* **Extracted information**
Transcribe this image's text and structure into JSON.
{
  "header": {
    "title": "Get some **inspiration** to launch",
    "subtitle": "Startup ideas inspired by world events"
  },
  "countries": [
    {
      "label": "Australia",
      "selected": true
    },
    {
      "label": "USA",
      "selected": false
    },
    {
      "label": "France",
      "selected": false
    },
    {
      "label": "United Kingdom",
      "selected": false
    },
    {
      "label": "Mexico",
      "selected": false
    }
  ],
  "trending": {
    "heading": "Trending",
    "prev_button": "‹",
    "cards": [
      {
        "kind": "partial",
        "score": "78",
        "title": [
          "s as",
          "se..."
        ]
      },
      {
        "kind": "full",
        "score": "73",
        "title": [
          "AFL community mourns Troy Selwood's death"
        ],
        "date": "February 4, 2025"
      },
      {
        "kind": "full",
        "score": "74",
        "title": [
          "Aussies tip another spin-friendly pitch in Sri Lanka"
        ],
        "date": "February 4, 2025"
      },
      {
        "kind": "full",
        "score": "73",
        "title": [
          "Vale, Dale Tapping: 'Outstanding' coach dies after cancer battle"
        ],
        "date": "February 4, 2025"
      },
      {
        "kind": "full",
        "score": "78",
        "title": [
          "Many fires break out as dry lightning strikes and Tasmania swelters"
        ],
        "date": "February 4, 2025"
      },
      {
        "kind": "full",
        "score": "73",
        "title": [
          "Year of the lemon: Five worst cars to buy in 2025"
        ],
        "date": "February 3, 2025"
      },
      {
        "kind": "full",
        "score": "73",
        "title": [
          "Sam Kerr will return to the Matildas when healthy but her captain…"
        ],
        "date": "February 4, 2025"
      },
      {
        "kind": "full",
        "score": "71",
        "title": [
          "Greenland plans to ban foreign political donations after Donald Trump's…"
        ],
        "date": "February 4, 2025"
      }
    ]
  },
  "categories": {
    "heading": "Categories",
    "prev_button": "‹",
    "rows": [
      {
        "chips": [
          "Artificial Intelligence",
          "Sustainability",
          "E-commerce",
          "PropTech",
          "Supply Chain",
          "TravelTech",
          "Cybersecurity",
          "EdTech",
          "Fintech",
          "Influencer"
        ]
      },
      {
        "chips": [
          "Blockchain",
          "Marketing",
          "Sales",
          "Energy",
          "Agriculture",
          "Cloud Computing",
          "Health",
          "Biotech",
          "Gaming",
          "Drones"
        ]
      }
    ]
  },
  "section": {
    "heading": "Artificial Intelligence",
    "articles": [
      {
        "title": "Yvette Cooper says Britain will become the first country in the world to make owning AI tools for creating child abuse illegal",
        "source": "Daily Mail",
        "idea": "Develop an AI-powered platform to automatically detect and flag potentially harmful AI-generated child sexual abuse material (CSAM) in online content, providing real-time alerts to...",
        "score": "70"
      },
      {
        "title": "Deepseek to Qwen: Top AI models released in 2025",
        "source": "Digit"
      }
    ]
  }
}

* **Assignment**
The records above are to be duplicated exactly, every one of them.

* **Your solution**
Transcribe this image's text and structure into JSON.
{
  "header": {
    "title": "Get some **inspiration** to launch",
    "subtitle": "Startup ideas inspired by world events"
  },
  "countries": [
    {
      "label": "Australia",
      "selected": true
    },
    {
      "label": "USA",
      "selected": false
    },
    {
      "label": "France",
      "selected": false
    },
    {
      "label": "United Kingdom",
      "selected": false
    },
    {
      "label": "Mexico",
      "selected": false
    }
  ],
  "trending": {
    "heading": "Trending",
    "prev_button": "‹",
    "cards": [
      {
        "kind": "partial",
        "score": "78",
        "title": [
          "s as",
          "se..."
        ]
      },
      {
        "kind": "full",
        "score": "73",
        "title": [
          "AFL community mourns Troy Selwood's death"
        ],
        "date": "February 4, 2025"
      },
      {
        "kind": "full",
        "score": "74",
        "title": [
          "Aussies tip another spin-friendly pitch in Sri Lanka"
        ],
        "date": "February 4, 2025"
      },
      {
        "kind": "full",
        "score": "73",
        "title": [
          "Vale, Dale Tapping: 'Outstanding' coach dies after cancer battle"
        ],
        "date": "February 4, 2025"
      },
      {
        "kind": "full",
        "score": "78",
        "title": [
          "Many fires break out as dry lightning strikes and Tasmania swelters"
        ],
        "date": "February 4, 2025"
      },
      {
        "kind": "full",
        "score": "73",
        "title": [
          "Year of the lemon: Five worst cars to buy in 2025"
        ],
        "date": "February 3, 2025"
      },
      {
        "kind": "full",
        "score": "73",
        "title": [
          "Sam Kerr will return to the Matildas when healthy but her captain…"
        ],
        "date": "February 4, 2025"
      },
      {
        "kind": "full",
        "score": "71",
        "title": [
          "Greenland plans to ban foreign political donations after Donald Trump's…"
        ],
        "date": "February 4, 2025"
      }
    ]
  },
  "categories": {
    "heading": "Categories",
    "prev_button": "‹",
    "rows": [
      {
        "chips": [
          "Artificial Intelligence",
          "Sustainability",
          "E-commerce",
          "PropTech",
          "Supply Chain",
          "TravelTech",
          "Cybersecurity",
          "EdTech",
          "Fintech",
          "Influencer"
        ]
      },
      {
        "chips": [
          "Blockchain",
          "Marketing",
          "Sales",
          "Energy",
          "Agriculture",
          "Cloud Computing",
          "Health",
          "Biotech",
          "Gaming",
          "Drones"
        ]
      }
    ]
  },
  "section": {
    "heading": "Artificial Intelligence",
    "articles": [
      {
        "title": "Yvette Cooper says Britain will become the first country in the world to make owning AI tools for creating child abuse illegal",
        "source": "Daily Mail",
        "idea": "Develop an AI-powered platform to automatically detect and flag potentially harmful AI-generated child sexual abuse material (CSAM) in online content, providing real-time alerts to...",
        "score": "70"
      },
      {
        "title": "Deepseek to Qwen: Top AI models released in 2025",
        "source": "Digit"
      }
    ]
  }
}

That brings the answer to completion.